DSInternals PowerShell Module and Framework v3.3 Releases

DSInternals PowerShell Module and Framework

The DSInternals project consists of these two parts:

  • The DSInternals Framework exposes several internal features of Active Directory and can be used from any .NET application. The codebase has already been integrated into several 3rd party commercial products that use it in scenarios like Active Directory disaster recovery, identity management, cross-forest migrations, and password strength auditing.
  • The DSInternals PowerShell Module provides easy-to-use cmdlets that are built on top of the Framework.
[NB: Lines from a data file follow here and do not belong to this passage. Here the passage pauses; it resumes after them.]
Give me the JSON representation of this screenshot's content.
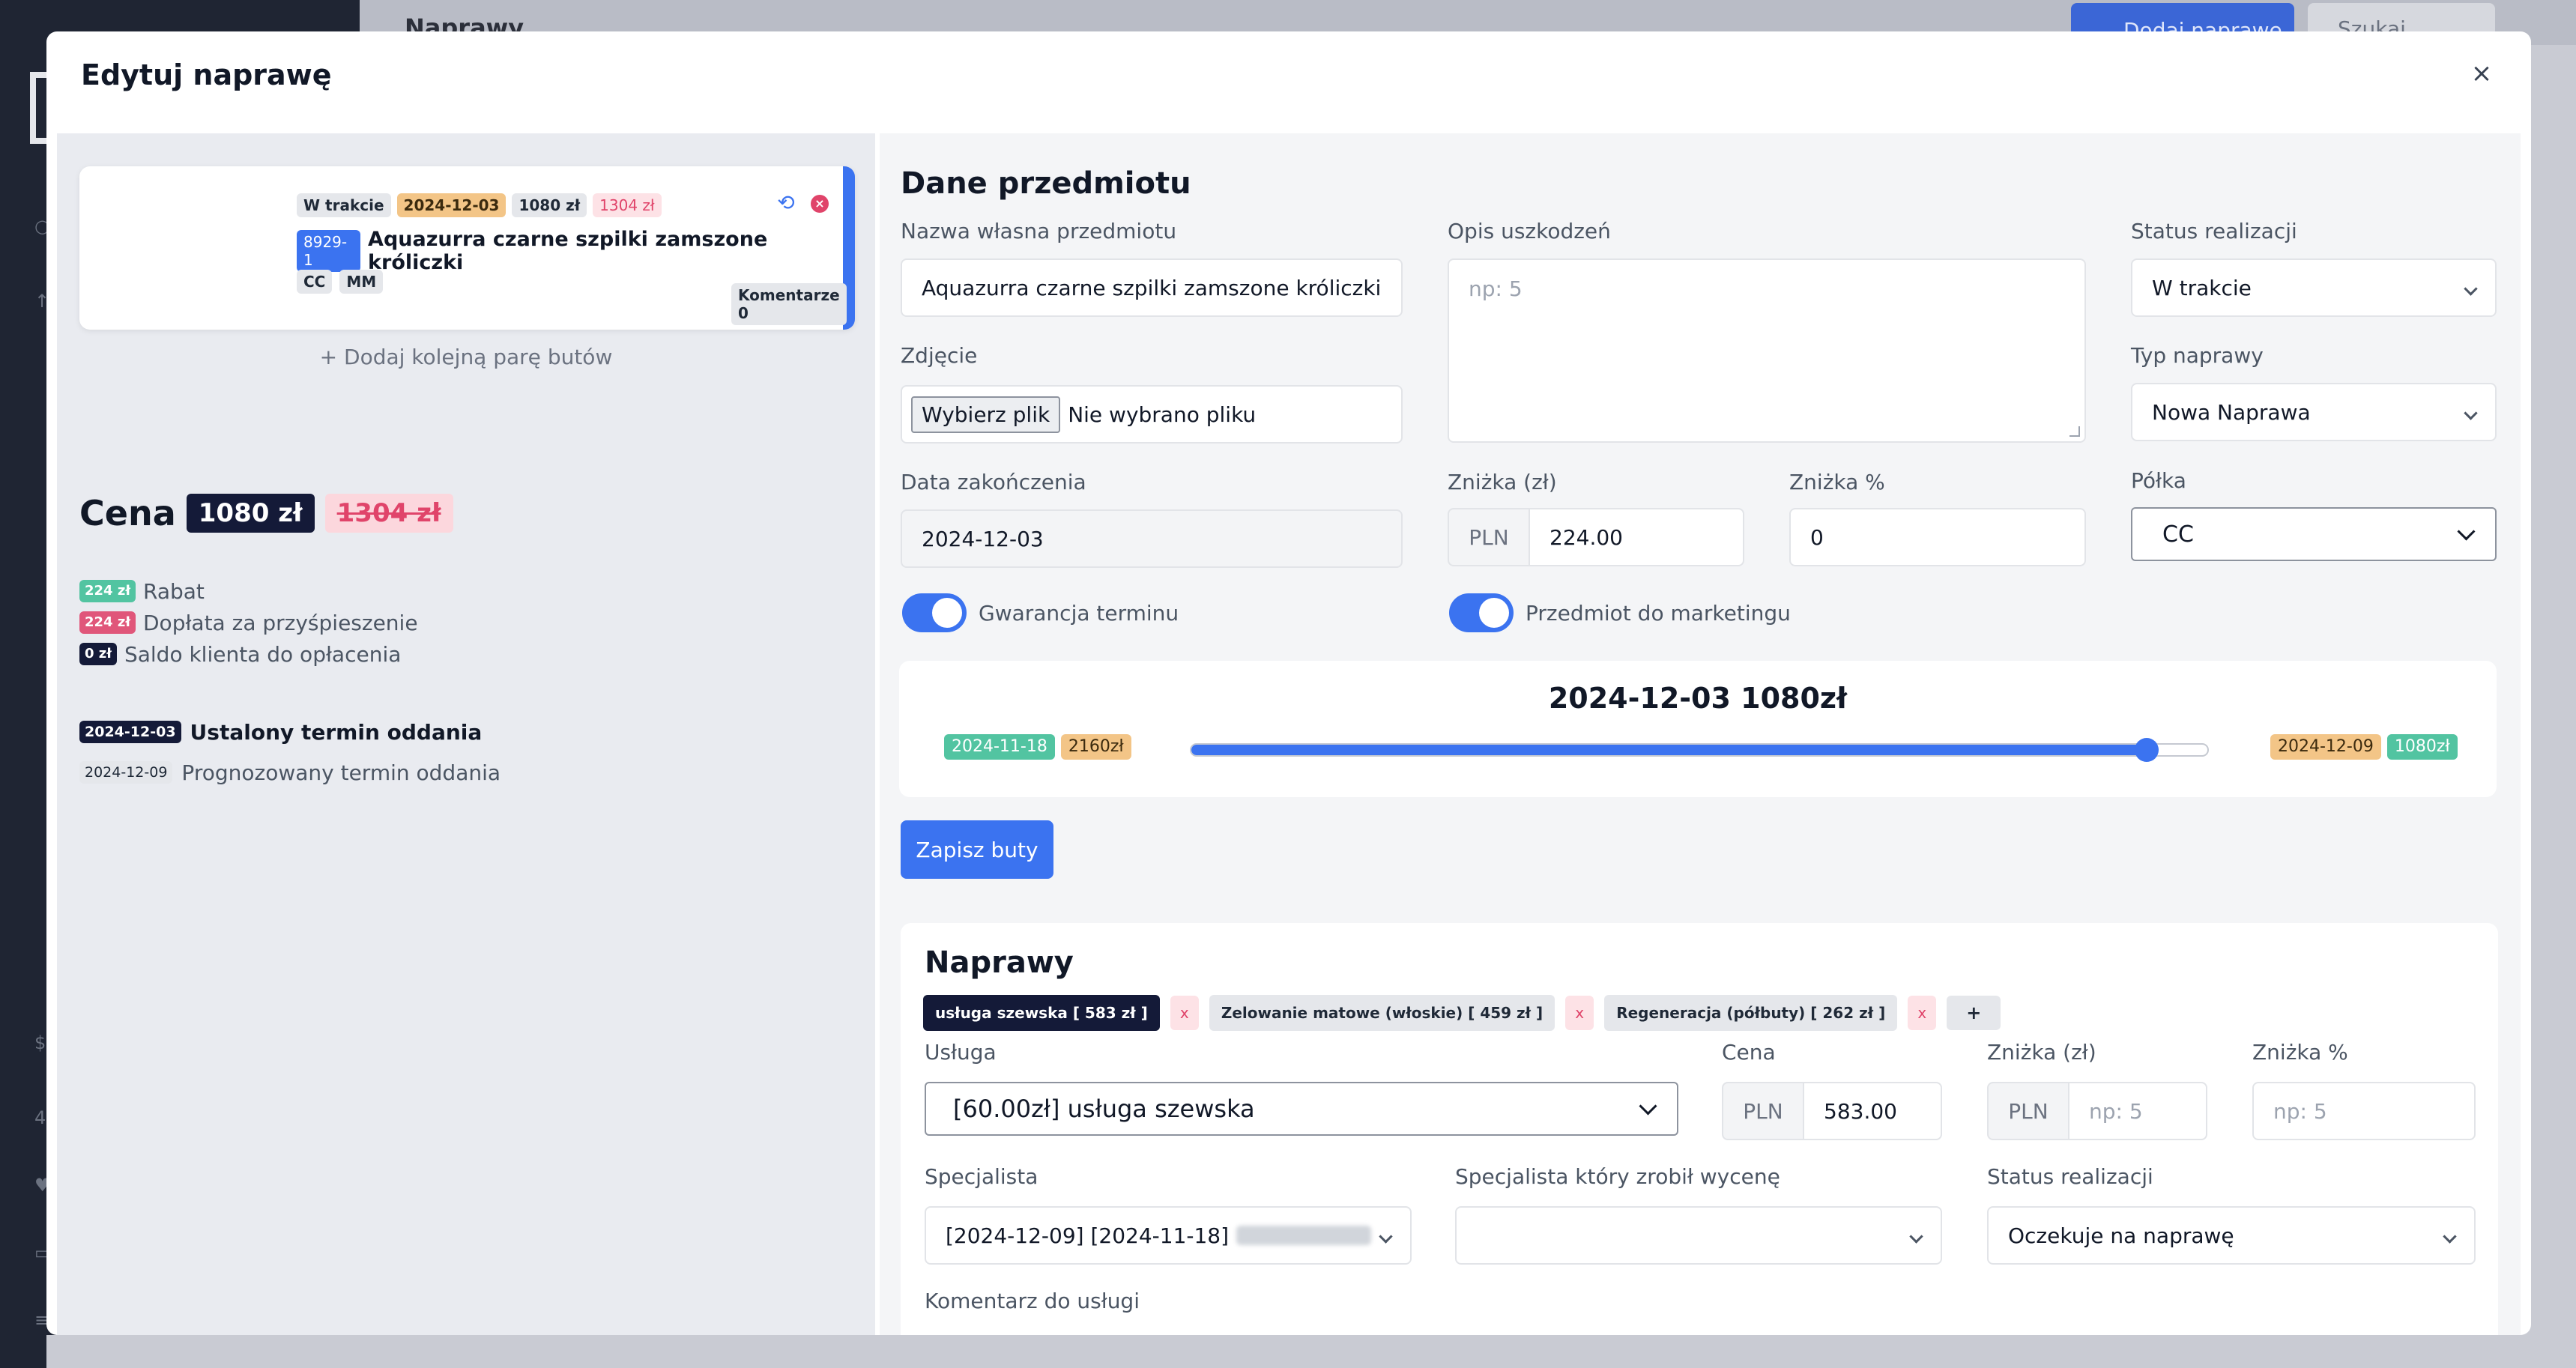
{
  "background": {
    "page_title": "Naprawy",
    "add_button": "Dodaj naprawę",
    "search_button": "Szukaj"
  },
  "modal": {
    "title": "Edytuj naprawę",
    "close": "×"
  },
  "shoe_card": {
    "status": "W trakcie",
    "date": "2024-12-03",
    "price": "1080 zł",
    "old_price": "1304 zł",
    "id": "8929-1",
    "name": "Aquazurra czarne szpilki zamszone króliczki",
    "tags": [
      "CC",
      "MM"
    ],
    "comments": "Komentarze 0"
  },
  "add_pair": "+ Dodaj kolejną parę butów",
  "price": {
    "label": "Cena",
    "current": "1080 zł",
    "old": "1304 zł"
  },
  "details": [
    {
      "amount": "224 zł",
      "label": "Rabat",
      "color": "#52c4a1"
    },
    {
      "amount": "224 zł",
      "label": "Dopłata za przyśpieszenie",
      "color": "#e0567a"
    },
    {
      "amount": "0 zł",
      "label": "Saldo klienta do opłacenia",
      "color": "#141a38"
    }
  ],
  "terms": [
    {
      "date": "2024-12-03",
      "label": "Ustalony termin oddania"
    },
    {
      "date": "2024-12-09",
      "label": "Prognozowany termin oddania"
    }
  ],
  "item_form": {
    "section_title": "Dane przedmiotu",
    "name_label": "Nazwa własna przedmiotu",
    "name_value": "Aquazurra czarne szpilki zamszone króliczki",
    "damage_label": "Opis uszkodzeń",
    "damage_placeholder": "np: 5",
    "status_label": "Status realizacji",
    "status_value": "W trakcie",
    "photo_label": "Zdjęcie",
    "file_button": "Wybierz plik",
    "file_status": "Nie wybrano pliku",
    "type_label": "Typ naprawy",
    "type_value": "Nowa Naprawa",
    "end_date_label": "Data zakończenia",
    "end_date_value": "2024-12-03",
    "discount_pln_label": "Zniżka (zł)",
    "currency": "PLN",
    "discount_pln_value": "224.00",
    "discount_pct_label": "Zniżka %",
    "discount_pct_value": "0",
    "shelf_label": "Półka",
    "shelf_value": "CC",
    "guarantee_label": "Gwarancja terminu",
    "guarantee_on": true,
    "marketing_label": "Przedmiot do marketingu",
    "marketing_on": true
  },
  "slider": {
    "title": "2024-12-03 1080zł",
    "min_date": "2024-11-18",
    "min_price": "2160zł",
    "max_date": "2024-12-09",
    "max_price": "1080zł",
    "value_fraction": 0.94
  },
  "save_button": "Zapisz buty",
  "repairs": {
    "title": "Naprawy",
    "services": [
      {
        "label": "usługa szewska [ 583 zł ]",
        "active": true
      },
      {
        "label": "Zelowanie matowe (włoskie) [ 459 zł ]",
        "active": false
      },
      {
        "label": "Regeneracja (półbuty) [ 262 zł ]",
        "active": false
      }
    ],
    "remove_symbol": "x",
    "add_symbol": "+",
    "service_label": "Usługa",
    "service_value": "[60.00zł] usługa szewska",
    "price_label": "Cena",
    "currency": "PLN",
    "price_value": "583.00",
    "discount_pln_label": "Zniżka (zł)",
    "discount_pln_placeholder": "np: 5",
    "discount_pct_label": "Zniżka %",
    "discount_pct_placeholder": "np: 5",
    "specialist_label": "Specjalista",
    "specialist_value": "[2024-12-09] [2024-11-18]",
    "estimator_label": "Specjalista który zrobił wycenę",
    "estimator_value": "",
    "status_label": "Status realizacji",
    "status_value": "Oczekuje na naprawę",
    "comment_label": "Komentarz do usługi"
  }
}
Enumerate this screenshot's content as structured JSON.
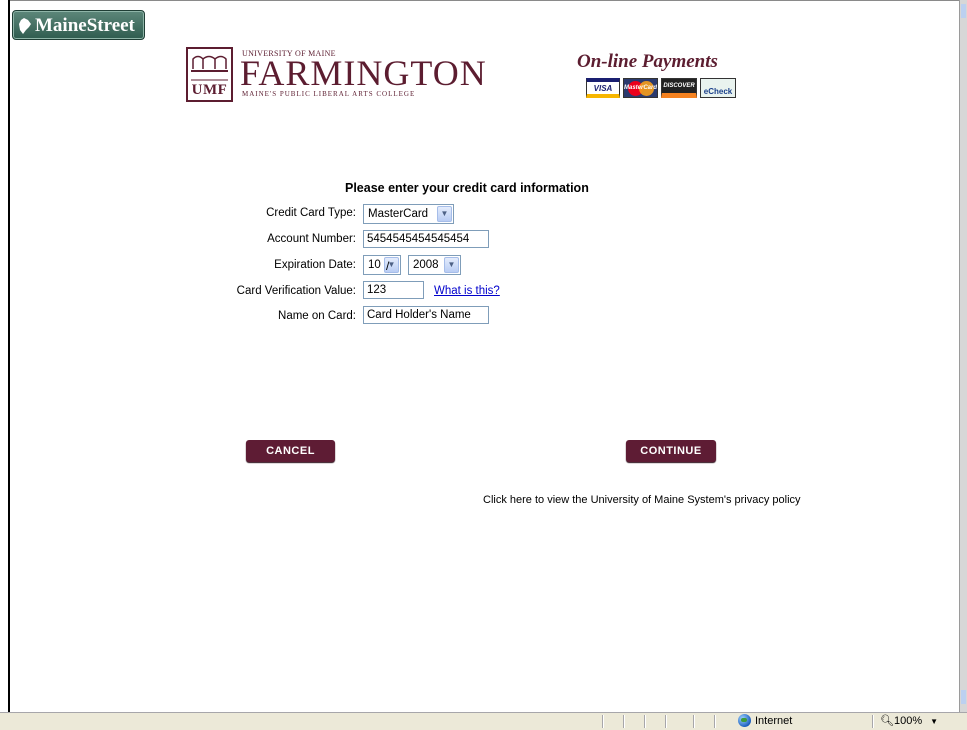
{
  "brand": {
    "badge_label": "MaineStreet",
    "university_line": "UNIVERSITY OF MAINE",
    "campus_name": "FARMINGTON",
    "campus_tagline": "MAINE'S PUBLIC LIBERAL ARTS COLLEGE",
    "campus_abbrev": "UMF",
    "brand_color": "#5c1d30"
  },
  "payments": {
    "title": "On-line Payments",
    "card_logos": [
      {
        "name": "visa-logo",
        "label": "VISA"
      },
      {
        "name": "mastercard-logo",
        "label": "MasterCard"
      },
      {
        "name": "discover-logo",
        "label": "DISCOVER"
      },
      {
        "name": "echeck-logo",
        "label": "eCheck"
      }
    ]
  },
  "form": {
    "title": "Please enter your credit card information",
    "card_type": {
      "label": "Credit Card Type:",
      "value": "MasterCard"
    },
    "account_number": {
      "label": "Account Number:",
      "value": "5454545454545454"
    },
    "expiration": {
      "label": "Expiration Date:",
      "month": "10",
      "year": "2008",
      "separator": "/"
    },
    "cvv": {
      "label": "Card Verification Value:",
      "value": "123",
      "help_link": "What is this?"
    },
    "name_on_card": {
      "label": "Name on Card:",
      "value": "Card Holder's Name"
    }
  },
  "actions": {
    "cancel_label": "CANCEL",
    "continue_label": "CONTINUE",
    "button_color": "#5e1c34"
  },
  "privacy_link": "Click here to view the University of Maine System's privacy policy",
  "statusbar": {
    "zone": "Internet",
    "zoom": "100%"
  }
}
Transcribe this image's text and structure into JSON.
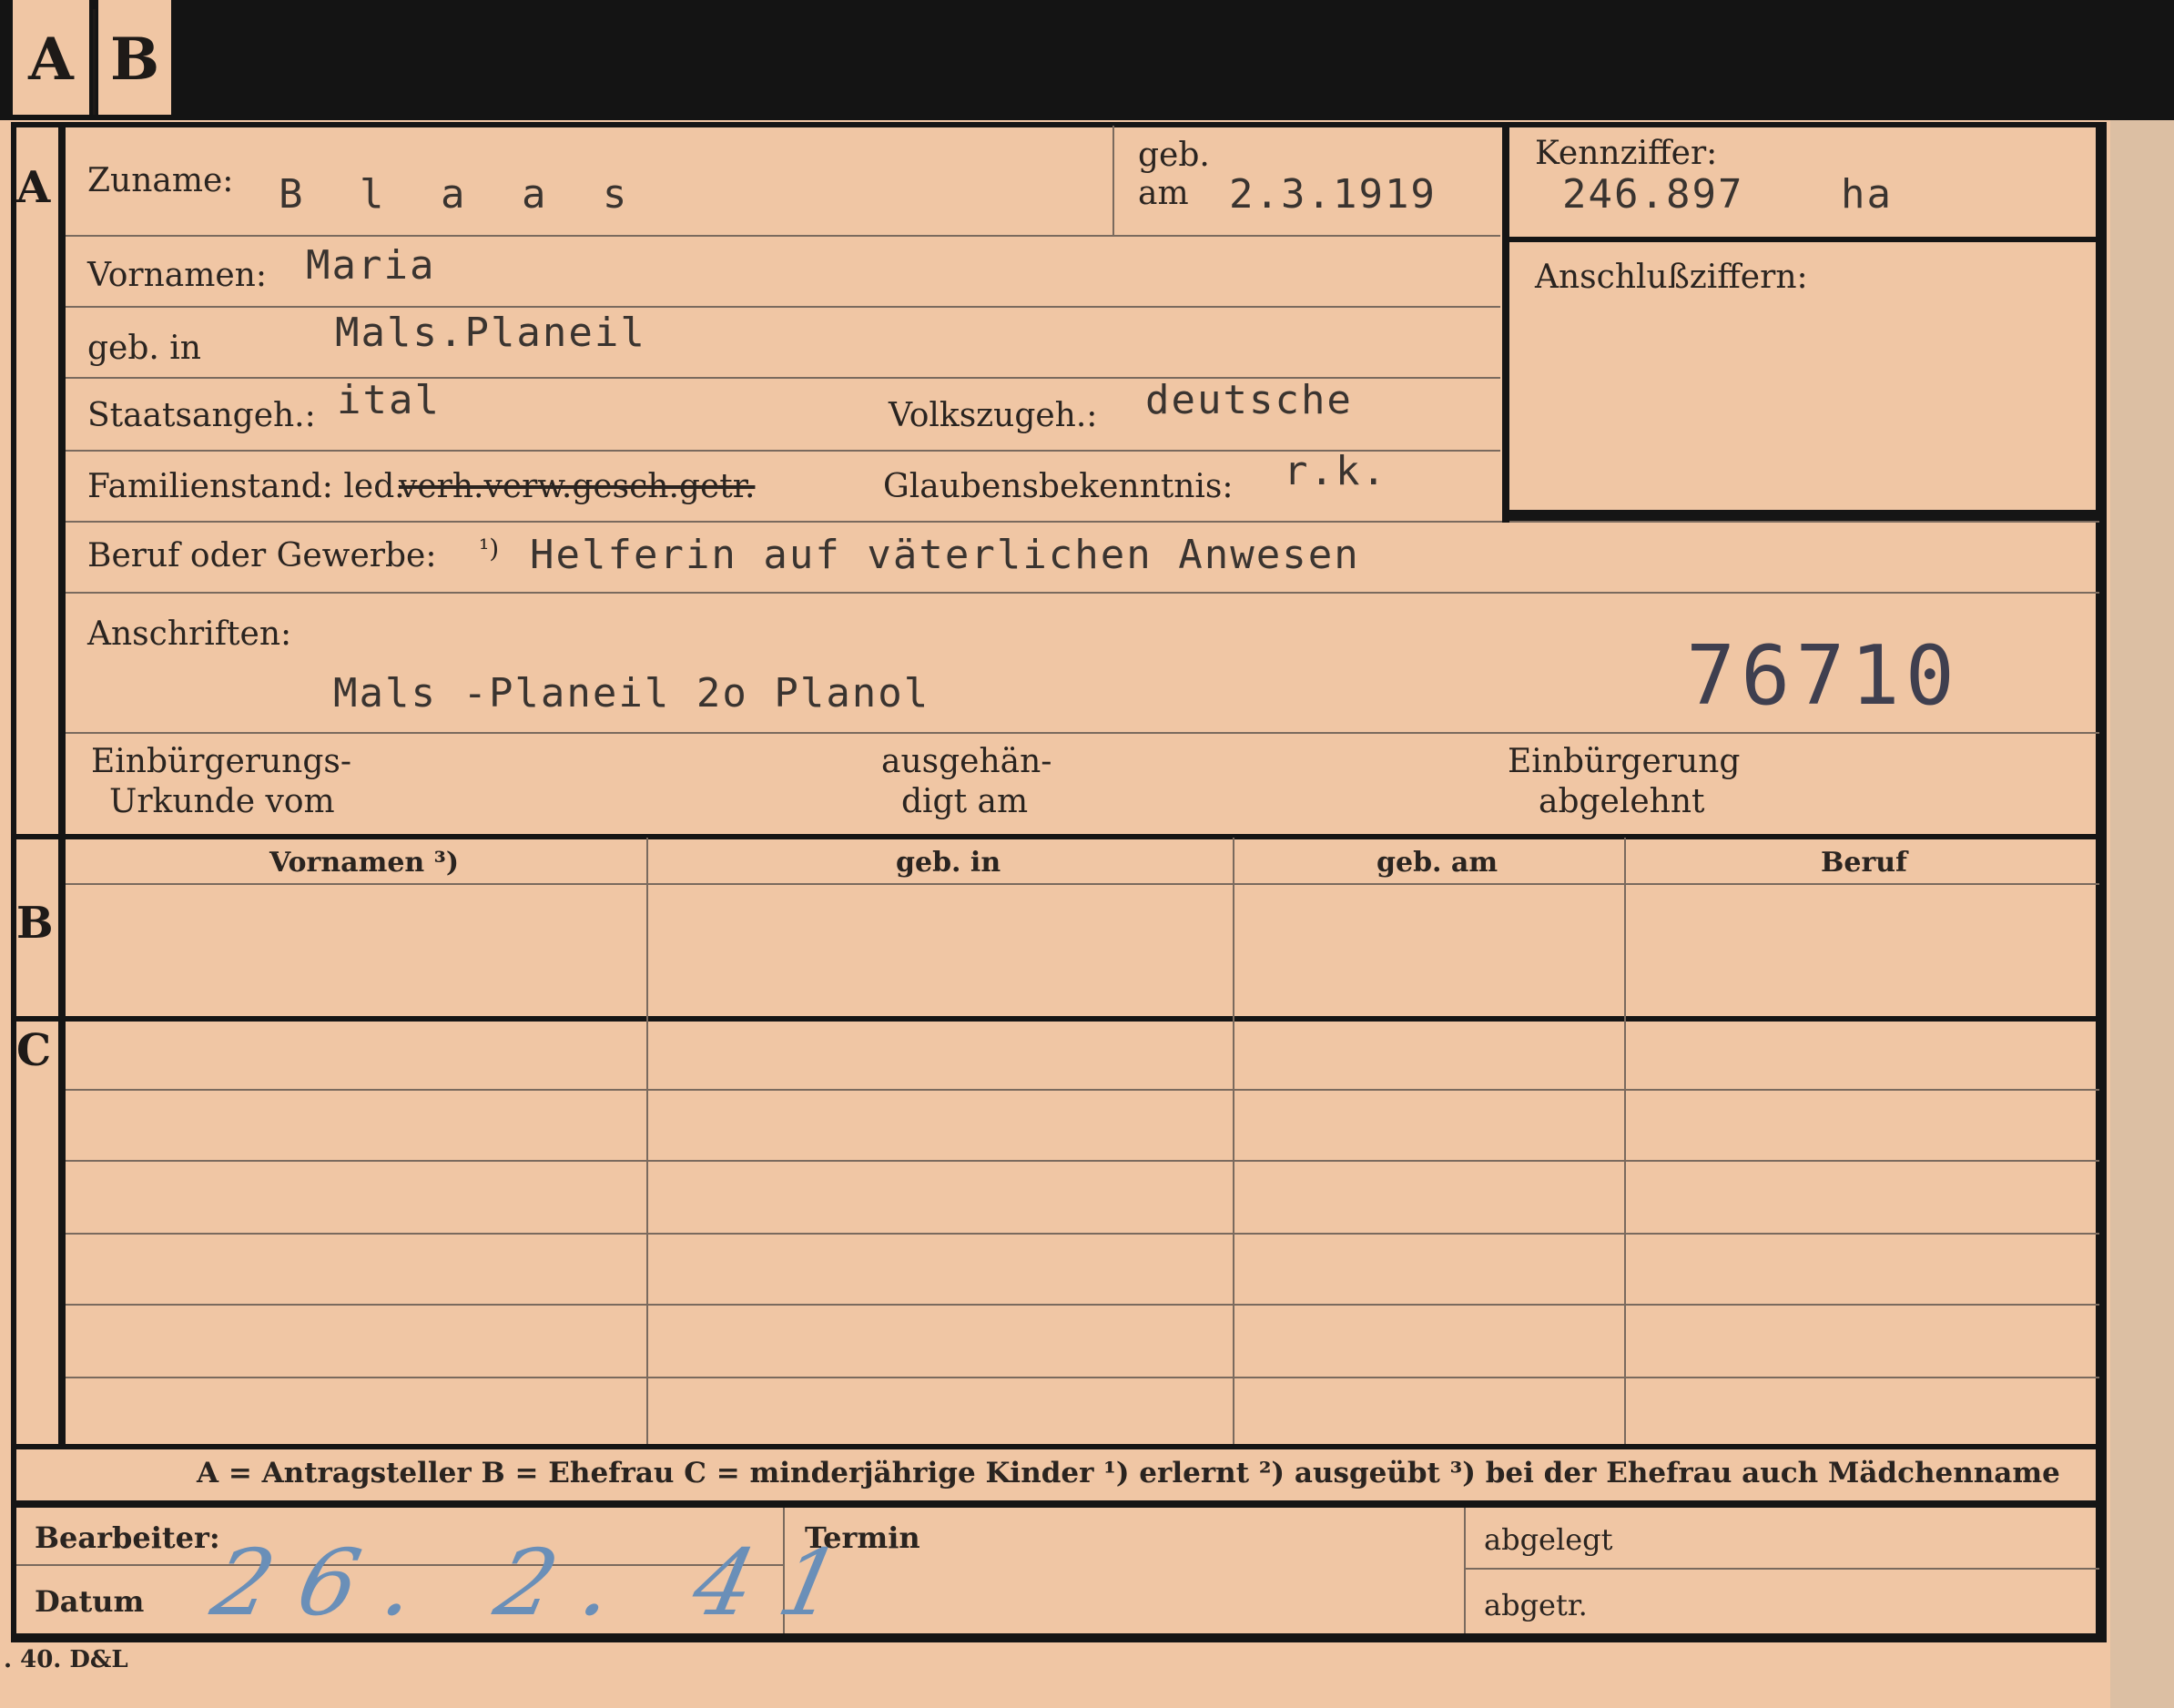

The main features include offline ntds.dit file manipulation and querying domain controllers through the Directory Replication Service (DRS) Remote Protocol.

DSInternals PowerShell

Changelog v3.3

Notable Changes

  • Scripts generated by the New-ADDBRestoreFromMediaScript cmdlet now fix SYSVOL references in the DFS-R subscription object if it is restored to a different path.
  • Commonly thrown exceptions now contain more explanatory messages.
  • The .NET Framework 4.5.1 requirement is now enforced.

See the Changelog for a more detailed list of new features.

PowerShell Module

Standalone module for offline installation and for legacy PowerShell versions is attached. See the
Installation Notes before proceeding.

PowerShell Gallery

For convenience, the DSInternals PowerShell module is also available on Microsoft’s PowerShell Gallery.


Option 1 – Online (PowerShell 5+)

Since PowerShell 5, you can install the DSInternals module directly from the official PowerShell Gallery by running this command:

Install-Module DSInternals

Option 2 – Offline (Windows PowerShell 3+)

  1. Download the current release from GitHub.
  2. “Unblock” the ZIP file, using either the Properties dialog or the Unblock-File cmdlet. If you fail to do so, all the extracted DLLs will inherit this attribute and PowerShell will refuse to load them.
  3. Extract the ZIP file to a temporary location.
  4. Copy the DSInternals directory to your PowerShell modules directory, e.g. C:\Windows\system32\WindowsPowerShell\v1.0\Modules\DSInternals or C:\Users\John\Documents\WindowsPowerShell\Modules\DSInternals.
  5. Launch Windows PowerShell.
  6. (Optional) If you copied the module to a different directory than advised in step 4, you have to manually import it using the Import-Module .\DSInternals\DSInternals.psd1 command.
  7. Start using the module and don’t be evil.


Copyright (c) 2015 Michael Grafnetter